ORANGE CITY, Iowa – Attendees at a recent cattle stewardship conference in northwest Iowa heard a common, simple message from speakers that when taken to heart can improve a farm’s economic bottom line: comfortable cattle perform better and consequently, are more profitable.
Temple Grandin, nationally noted animal behavior specialist and professor of animal science at Colorado State University, pointed out how small changes in cattle handling systems can dramatically improve the flow of cattle through a chute system.
“Cattle don’t like shadows and, just like people, remember a bad experience,” she said. “It’s important to reward the cattle and build their confidence.”
Dean Fish, certified trainer for the National Cattlemen’s Beef Association, told the more than 140 participants that working cattle slowly is actually working cattle quickly. In other words, excited cattle take longer to move, sort and load. As part of his presentation, Fish demonstrated that cattle have a point of balance, and knowing that is key to understanding whether the animal will move forward, stop or turn.
Program organizer Beth Doran said cattle well-being was a major focus of the conference, with six breakout sessions featuring separate topics: dealing with pain management, designing comfortable cattle facilities, low-stress weaning, processing cattle, managing heat stress and performing a feedlot assessment.
“Cattle producers are involved in a number of practices ranging from weaning and vaccinating to providing daily care and dealing with day-to-day climate change,” Doran said. “When animal handling is performed correctly and using good stewardship, potential stress on both the animal and the producer is greatly reduced.”

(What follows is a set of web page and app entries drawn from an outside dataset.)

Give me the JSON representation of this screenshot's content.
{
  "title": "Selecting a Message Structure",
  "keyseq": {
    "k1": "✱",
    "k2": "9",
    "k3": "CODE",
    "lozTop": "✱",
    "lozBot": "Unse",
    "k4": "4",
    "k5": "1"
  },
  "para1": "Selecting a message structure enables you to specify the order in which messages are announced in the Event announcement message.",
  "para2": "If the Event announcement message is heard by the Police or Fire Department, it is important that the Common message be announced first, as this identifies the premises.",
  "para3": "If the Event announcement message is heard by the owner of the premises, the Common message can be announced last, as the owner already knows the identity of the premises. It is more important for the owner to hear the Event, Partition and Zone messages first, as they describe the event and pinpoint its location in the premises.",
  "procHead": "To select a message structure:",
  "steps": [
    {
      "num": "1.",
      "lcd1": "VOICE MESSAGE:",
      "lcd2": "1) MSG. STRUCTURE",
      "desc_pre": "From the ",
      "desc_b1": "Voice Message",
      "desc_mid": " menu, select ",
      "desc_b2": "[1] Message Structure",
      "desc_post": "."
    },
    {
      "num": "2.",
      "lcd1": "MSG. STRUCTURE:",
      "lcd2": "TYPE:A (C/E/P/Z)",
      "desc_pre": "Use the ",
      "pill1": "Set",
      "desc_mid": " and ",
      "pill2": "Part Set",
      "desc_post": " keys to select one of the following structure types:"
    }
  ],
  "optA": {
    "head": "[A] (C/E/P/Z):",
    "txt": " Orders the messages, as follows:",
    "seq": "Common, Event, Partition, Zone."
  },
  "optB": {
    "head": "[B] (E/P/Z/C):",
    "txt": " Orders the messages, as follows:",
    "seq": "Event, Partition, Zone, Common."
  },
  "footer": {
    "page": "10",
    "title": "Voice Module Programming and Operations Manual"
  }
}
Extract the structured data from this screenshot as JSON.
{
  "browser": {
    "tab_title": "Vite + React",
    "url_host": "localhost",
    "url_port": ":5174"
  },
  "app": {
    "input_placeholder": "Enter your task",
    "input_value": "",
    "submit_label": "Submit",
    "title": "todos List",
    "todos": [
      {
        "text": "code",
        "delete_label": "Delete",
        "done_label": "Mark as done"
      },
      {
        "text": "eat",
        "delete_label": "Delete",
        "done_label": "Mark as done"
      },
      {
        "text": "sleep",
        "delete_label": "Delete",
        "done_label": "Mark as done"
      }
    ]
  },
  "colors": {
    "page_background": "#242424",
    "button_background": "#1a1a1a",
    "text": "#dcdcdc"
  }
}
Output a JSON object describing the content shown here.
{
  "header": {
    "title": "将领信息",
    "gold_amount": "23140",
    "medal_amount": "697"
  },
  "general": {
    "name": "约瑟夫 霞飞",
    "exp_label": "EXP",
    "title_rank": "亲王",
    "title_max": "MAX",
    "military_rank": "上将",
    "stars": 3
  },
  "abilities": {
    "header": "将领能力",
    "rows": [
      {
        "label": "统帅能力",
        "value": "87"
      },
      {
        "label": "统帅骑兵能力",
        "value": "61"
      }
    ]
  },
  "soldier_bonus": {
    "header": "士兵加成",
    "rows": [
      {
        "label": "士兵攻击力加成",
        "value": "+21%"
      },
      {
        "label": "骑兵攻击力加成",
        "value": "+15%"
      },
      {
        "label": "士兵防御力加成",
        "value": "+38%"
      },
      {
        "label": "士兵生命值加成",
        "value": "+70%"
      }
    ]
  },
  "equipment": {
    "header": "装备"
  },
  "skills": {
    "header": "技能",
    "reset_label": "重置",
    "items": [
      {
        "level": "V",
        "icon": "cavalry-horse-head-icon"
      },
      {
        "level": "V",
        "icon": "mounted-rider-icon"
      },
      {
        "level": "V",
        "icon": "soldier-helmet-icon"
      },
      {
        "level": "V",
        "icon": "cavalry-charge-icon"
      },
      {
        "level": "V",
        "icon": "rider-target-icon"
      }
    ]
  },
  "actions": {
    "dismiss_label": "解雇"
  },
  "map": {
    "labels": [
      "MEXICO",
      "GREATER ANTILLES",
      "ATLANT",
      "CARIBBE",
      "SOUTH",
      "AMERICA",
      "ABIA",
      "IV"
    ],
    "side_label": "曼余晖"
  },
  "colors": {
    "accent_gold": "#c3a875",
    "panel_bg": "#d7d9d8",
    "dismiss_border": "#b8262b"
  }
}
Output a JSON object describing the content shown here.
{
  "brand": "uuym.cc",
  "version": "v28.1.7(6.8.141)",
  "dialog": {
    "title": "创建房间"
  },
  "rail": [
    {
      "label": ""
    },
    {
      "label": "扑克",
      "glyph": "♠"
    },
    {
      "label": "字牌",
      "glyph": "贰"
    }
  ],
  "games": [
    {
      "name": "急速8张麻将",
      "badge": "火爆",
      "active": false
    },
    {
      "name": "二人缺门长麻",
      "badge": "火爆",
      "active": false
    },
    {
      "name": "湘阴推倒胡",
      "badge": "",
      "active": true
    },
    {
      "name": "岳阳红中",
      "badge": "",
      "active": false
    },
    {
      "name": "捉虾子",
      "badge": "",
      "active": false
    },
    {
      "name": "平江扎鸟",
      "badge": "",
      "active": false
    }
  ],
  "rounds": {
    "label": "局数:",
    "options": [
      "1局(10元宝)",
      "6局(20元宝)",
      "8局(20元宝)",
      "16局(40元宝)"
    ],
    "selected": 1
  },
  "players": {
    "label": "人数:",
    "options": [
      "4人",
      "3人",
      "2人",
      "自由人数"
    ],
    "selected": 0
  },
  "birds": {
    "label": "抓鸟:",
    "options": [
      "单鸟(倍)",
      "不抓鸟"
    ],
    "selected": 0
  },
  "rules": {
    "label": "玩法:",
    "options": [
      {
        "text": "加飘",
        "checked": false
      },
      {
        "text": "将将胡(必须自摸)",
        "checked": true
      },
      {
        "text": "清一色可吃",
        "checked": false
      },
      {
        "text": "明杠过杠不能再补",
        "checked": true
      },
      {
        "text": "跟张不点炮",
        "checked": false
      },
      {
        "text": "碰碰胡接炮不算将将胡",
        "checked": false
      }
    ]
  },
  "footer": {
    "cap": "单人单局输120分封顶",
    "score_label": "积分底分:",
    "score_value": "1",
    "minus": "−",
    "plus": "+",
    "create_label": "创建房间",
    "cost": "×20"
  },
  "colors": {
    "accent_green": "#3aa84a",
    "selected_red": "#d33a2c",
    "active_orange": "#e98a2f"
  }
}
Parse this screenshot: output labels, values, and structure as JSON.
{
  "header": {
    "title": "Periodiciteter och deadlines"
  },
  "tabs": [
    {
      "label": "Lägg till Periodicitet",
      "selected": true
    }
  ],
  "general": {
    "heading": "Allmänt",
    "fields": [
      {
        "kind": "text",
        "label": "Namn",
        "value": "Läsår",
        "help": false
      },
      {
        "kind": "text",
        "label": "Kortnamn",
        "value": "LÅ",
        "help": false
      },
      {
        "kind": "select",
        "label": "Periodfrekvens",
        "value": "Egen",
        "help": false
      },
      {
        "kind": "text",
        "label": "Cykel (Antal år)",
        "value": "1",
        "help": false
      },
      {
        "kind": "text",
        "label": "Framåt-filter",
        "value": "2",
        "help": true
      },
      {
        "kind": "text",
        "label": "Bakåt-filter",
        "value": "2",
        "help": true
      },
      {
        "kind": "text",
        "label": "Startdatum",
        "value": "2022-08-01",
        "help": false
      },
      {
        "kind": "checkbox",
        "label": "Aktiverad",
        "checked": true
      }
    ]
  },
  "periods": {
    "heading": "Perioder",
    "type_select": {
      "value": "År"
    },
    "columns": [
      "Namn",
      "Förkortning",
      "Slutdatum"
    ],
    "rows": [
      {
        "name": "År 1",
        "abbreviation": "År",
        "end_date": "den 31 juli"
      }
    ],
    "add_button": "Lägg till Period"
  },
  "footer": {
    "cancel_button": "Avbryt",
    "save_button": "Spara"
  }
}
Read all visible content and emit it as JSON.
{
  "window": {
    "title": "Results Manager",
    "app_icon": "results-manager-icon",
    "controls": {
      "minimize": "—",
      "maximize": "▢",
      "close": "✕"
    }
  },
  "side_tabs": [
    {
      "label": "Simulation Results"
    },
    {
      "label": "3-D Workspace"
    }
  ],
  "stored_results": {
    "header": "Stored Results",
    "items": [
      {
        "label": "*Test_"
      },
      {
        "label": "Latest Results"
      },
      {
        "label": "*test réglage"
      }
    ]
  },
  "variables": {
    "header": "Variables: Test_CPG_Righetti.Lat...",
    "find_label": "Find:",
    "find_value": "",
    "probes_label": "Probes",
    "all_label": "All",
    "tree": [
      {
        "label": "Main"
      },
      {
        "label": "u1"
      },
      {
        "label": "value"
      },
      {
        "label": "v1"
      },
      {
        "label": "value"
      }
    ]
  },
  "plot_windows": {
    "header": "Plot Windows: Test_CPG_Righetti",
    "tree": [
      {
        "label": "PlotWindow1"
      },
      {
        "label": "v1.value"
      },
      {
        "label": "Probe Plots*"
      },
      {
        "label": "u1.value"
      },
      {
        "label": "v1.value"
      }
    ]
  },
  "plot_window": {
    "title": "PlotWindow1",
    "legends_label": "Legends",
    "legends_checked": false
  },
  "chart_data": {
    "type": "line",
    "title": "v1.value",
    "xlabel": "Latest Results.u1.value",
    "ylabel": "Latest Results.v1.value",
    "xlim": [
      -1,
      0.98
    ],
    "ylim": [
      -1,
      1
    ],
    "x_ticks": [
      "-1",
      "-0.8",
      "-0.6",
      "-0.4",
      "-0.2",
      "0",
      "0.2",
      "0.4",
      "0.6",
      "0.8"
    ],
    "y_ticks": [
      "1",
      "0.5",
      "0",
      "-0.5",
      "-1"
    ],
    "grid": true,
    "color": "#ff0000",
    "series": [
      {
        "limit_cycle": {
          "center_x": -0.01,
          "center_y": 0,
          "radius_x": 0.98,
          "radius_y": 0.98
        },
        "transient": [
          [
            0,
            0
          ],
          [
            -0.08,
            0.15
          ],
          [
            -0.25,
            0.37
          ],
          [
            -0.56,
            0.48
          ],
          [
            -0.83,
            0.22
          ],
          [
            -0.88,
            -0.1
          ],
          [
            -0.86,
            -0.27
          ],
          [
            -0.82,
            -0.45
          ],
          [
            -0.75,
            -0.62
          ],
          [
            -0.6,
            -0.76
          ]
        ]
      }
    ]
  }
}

Doran, who also is Iowa State University Extension and Outreach beef specialist in northwest Iowa, pointed out that comfortable, stress-free cattle result in beef that’s more tender and juicy, important qualities for consumer satisfaction.
This conference was organized by the Iowa Beef Center, Iowa State University Extension and Outreach, Iowa Beef Industry Council, Iowa Lakes Community College, and Iowa Cattlemen’s Association with local support. Participants met the requirements to become Beef Quality Assurance certified.
More information concerning cattle well-being and stewardship can be accessed from the IBC website at www.iowabeefcenter.org or by contacting a regional ISU Extension and Outreach beef program specialist.
PHOTO: Animal behavior expert Temple Grandin explains how cattle see and view objects.